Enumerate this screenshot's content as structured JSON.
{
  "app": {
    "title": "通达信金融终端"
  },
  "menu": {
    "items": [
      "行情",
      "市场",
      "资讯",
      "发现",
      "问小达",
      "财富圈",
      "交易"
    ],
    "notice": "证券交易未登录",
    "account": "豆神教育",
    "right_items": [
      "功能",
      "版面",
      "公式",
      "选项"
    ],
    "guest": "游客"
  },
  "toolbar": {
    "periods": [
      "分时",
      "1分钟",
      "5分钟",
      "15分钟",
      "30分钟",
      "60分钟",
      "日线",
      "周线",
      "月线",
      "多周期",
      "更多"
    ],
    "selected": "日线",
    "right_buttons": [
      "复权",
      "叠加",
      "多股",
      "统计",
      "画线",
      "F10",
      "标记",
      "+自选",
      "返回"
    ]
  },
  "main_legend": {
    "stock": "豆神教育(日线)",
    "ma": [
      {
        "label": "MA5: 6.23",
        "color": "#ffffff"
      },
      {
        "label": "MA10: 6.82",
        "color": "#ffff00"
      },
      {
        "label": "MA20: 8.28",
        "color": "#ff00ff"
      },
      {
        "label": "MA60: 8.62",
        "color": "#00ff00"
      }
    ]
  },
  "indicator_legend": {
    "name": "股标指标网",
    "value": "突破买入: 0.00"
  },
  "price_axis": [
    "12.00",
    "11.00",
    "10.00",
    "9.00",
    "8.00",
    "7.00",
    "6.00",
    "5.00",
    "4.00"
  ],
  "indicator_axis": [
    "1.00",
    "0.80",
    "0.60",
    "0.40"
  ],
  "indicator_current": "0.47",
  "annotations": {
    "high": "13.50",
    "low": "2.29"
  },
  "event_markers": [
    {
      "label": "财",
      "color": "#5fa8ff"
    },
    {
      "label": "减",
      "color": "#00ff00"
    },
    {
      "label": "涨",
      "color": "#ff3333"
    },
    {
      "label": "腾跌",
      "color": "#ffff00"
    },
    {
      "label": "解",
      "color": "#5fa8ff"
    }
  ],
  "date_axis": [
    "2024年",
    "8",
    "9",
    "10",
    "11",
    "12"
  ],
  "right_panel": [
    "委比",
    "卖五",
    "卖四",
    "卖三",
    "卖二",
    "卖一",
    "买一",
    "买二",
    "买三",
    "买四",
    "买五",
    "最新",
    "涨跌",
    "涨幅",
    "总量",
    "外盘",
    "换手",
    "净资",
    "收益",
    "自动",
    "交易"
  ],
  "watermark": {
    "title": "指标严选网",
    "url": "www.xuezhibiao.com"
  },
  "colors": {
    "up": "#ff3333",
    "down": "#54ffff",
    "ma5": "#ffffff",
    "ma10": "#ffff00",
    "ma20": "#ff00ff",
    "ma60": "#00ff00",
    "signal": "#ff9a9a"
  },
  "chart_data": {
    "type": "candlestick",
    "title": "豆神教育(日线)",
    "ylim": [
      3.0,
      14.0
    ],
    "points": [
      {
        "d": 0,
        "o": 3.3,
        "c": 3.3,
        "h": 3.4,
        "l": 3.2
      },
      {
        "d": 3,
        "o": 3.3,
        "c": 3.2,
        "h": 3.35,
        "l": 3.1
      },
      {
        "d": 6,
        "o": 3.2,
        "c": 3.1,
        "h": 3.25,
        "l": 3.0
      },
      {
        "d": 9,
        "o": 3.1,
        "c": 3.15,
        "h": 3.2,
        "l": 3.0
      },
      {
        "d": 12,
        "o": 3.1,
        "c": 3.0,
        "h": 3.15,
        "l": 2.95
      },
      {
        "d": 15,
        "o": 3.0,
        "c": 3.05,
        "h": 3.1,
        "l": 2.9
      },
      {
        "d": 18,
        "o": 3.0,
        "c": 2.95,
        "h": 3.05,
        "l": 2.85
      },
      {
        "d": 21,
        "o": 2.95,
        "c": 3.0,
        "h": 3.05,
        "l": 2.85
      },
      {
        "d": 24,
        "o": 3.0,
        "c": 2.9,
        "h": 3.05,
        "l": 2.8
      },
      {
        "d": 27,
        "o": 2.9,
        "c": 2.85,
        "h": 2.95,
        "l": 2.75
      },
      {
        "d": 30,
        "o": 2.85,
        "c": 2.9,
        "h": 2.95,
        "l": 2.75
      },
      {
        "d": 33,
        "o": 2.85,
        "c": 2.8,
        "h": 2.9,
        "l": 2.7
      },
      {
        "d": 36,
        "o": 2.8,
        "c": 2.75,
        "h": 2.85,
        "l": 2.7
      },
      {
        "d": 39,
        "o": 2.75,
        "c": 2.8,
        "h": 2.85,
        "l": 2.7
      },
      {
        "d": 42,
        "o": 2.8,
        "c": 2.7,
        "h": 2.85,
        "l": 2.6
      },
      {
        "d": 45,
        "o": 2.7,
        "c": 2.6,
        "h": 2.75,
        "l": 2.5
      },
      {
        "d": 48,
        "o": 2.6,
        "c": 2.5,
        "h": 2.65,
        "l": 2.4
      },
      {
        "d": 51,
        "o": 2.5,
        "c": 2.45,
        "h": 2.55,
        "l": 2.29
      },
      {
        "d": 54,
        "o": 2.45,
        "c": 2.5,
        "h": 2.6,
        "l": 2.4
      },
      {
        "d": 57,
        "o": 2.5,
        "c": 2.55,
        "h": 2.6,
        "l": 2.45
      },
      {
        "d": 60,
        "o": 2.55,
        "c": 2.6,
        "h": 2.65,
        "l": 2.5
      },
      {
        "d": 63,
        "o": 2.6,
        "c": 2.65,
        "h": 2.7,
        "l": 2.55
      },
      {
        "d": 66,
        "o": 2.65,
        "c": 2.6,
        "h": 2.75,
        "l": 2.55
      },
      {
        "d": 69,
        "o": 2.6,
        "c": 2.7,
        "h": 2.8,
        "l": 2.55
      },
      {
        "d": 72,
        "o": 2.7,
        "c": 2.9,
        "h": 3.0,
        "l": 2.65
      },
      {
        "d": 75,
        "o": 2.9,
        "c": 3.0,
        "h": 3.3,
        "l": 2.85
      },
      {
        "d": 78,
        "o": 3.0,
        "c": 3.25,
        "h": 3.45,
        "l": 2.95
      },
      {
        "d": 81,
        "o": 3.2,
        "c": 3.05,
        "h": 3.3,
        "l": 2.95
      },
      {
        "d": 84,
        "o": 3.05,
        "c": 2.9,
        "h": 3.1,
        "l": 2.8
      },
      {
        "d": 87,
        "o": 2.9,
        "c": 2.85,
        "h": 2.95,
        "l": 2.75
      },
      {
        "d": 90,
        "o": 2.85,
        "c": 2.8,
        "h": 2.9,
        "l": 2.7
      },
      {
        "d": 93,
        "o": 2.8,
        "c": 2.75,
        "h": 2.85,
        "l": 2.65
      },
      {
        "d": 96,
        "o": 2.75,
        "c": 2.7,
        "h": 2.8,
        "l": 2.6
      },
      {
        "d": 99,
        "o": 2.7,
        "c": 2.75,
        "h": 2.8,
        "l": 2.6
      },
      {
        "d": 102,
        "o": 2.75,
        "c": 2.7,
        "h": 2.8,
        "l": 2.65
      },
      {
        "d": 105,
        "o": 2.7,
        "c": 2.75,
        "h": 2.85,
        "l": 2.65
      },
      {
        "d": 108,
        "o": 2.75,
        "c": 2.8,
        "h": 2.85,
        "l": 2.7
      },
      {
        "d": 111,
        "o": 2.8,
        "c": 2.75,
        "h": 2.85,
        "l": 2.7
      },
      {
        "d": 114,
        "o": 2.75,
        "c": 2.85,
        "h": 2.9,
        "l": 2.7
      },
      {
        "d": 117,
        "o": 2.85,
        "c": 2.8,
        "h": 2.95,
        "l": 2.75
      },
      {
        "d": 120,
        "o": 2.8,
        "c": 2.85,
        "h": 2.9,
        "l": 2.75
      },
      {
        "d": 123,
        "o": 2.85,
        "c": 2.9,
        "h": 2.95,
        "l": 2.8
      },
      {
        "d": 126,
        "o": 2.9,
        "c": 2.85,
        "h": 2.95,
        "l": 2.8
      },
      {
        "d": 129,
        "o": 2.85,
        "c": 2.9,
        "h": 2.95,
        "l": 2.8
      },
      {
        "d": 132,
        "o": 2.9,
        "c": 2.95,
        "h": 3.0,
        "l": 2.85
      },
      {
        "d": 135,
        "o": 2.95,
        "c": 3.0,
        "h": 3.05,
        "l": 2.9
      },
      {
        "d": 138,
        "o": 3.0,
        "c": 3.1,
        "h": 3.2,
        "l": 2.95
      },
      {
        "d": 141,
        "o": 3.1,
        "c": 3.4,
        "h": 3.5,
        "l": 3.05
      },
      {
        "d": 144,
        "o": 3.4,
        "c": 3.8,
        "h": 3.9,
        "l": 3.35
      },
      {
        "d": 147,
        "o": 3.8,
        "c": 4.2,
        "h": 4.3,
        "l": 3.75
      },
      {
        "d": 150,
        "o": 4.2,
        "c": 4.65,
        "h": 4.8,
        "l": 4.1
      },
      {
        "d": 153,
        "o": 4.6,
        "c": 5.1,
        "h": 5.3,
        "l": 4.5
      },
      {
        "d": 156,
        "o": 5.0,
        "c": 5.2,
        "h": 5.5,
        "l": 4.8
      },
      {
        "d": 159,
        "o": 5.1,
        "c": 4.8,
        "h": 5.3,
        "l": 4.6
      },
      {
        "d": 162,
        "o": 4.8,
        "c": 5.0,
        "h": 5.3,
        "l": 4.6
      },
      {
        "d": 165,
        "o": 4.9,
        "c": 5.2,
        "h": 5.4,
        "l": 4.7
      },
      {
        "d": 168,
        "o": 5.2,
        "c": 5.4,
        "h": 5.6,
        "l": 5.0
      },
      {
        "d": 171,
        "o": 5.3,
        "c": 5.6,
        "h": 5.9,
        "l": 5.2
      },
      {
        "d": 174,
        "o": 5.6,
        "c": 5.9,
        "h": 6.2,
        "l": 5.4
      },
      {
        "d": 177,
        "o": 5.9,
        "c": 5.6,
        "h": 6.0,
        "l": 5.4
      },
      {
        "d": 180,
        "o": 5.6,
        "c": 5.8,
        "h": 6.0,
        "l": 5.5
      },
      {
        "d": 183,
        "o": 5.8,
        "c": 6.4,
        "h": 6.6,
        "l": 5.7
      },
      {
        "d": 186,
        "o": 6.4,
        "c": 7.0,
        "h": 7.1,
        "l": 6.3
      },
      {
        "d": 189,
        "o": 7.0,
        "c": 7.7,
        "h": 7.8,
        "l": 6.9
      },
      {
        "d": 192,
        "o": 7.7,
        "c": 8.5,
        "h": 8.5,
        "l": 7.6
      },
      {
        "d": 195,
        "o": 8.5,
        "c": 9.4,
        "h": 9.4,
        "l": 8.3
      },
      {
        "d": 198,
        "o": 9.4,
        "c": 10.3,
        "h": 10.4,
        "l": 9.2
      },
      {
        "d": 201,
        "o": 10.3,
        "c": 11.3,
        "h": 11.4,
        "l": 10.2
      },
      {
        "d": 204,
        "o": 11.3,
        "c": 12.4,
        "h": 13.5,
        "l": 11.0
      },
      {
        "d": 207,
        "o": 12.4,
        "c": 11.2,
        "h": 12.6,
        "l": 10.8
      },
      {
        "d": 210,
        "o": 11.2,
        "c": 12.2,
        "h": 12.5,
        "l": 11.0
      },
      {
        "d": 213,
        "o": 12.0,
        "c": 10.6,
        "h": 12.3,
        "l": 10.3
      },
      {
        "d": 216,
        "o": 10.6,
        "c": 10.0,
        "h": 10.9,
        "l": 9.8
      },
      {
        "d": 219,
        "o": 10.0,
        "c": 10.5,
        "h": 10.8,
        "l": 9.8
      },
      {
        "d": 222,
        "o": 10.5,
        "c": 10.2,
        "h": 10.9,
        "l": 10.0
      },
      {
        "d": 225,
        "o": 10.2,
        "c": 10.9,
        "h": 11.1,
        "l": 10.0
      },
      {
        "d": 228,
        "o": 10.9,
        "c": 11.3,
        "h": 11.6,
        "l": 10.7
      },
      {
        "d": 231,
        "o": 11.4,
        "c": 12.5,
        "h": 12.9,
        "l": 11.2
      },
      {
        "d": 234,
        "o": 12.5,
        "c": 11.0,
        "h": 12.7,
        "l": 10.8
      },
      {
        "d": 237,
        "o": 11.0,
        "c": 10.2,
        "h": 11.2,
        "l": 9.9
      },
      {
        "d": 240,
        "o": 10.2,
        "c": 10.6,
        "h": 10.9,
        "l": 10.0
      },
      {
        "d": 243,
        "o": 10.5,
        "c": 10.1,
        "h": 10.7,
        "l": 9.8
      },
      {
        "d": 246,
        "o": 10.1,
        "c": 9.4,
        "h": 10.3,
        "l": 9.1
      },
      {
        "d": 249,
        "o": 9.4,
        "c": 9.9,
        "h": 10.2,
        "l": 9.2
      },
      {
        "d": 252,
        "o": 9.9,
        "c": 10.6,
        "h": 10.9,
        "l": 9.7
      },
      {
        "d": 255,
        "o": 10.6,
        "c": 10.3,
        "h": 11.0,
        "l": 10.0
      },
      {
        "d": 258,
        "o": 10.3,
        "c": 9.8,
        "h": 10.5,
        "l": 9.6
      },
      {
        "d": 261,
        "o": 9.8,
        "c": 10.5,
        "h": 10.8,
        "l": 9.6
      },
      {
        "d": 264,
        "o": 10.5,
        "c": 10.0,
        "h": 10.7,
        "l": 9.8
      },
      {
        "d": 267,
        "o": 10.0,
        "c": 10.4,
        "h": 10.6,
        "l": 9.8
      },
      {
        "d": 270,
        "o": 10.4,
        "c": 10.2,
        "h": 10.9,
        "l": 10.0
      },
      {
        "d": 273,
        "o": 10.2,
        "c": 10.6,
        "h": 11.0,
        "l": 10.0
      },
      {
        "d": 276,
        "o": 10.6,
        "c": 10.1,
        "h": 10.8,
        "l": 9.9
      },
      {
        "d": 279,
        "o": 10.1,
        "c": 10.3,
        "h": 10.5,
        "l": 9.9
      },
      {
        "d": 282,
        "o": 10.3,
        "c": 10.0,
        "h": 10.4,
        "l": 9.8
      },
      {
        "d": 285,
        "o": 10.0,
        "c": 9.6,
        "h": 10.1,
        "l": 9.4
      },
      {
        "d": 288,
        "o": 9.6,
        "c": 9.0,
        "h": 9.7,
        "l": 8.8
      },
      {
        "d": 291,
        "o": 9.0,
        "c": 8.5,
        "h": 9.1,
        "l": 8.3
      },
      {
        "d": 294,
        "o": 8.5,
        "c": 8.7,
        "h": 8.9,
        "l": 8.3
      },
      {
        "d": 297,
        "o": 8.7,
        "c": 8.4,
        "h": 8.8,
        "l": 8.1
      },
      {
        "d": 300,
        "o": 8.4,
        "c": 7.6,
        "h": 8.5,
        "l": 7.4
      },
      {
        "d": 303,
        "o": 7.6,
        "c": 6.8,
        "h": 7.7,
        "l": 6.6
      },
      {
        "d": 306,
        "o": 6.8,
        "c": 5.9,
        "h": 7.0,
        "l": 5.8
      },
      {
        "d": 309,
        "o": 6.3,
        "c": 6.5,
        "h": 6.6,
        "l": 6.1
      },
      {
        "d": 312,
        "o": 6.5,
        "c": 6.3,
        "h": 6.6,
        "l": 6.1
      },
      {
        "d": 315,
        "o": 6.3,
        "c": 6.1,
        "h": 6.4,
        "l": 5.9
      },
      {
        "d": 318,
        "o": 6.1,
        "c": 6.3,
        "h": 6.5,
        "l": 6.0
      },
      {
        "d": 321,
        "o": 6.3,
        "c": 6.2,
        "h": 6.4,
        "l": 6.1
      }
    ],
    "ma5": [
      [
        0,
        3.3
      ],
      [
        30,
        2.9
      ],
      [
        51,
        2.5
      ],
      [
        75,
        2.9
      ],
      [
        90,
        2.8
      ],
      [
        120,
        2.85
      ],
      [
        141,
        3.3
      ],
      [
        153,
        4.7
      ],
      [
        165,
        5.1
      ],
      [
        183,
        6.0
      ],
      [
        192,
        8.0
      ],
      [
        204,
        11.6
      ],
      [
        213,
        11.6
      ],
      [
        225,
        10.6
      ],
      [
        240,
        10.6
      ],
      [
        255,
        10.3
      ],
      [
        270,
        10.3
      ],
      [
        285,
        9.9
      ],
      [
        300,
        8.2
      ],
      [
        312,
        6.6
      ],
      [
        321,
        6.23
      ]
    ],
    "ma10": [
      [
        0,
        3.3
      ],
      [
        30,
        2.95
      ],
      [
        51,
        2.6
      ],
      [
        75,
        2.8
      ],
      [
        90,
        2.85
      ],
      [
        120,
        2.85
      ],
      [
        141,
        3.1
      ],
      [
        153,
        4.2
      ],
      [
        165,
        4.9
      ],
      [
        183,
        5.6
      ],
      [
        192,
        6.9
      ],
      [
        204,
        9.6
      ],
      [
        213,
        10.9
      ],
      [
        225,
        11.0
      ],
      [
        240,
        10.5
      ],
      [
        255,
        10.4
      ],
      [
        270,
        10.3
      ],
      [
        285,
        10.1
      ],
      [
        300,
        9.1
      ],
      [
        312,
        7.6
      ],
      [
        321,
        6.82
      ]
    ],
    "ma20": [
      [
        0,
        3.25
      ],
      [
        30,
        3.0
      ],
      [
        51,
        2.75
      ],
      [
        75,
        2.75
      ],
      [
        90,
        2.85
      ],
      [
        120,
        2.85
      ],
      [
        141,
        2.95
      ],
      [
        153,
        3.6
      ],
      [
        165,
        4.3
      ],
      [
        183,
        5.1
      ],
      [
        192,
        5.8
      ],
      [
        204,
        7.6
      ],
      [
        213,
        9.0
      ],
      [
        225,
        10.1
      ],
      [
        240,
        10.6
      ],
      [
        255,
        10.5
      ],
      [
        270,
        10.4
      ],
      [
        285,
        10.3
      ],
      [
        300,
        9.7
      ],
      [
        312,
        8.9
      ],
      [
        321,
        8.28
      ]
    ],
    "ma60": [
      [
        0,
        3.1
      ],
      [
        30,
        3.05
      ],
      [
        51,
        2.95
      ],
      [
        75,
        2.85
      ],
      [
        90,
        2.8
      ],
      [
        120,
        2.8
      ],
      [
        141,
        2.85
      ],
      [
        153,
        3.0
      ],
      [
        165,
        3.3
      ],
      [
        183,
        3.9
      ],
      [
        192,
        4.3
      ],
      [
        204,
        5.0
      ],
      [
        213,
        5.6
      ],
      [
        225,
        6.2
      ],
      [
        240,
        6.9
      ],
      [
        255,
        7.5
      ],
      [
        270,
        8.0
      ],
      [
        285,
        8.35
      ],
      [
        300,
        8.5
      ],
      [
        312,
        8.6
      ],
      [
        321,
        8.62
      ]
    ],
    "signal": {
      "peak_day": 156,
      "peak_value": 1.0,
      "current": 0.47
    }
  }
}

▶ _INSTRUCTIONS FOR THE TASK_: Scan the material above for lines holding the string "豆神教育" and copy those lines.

▶ _FINAL ANSWER_:
    "account": "豆神教育",
    "stock": "豆神教育(日线)",
    "title": "豆神教育(日线)",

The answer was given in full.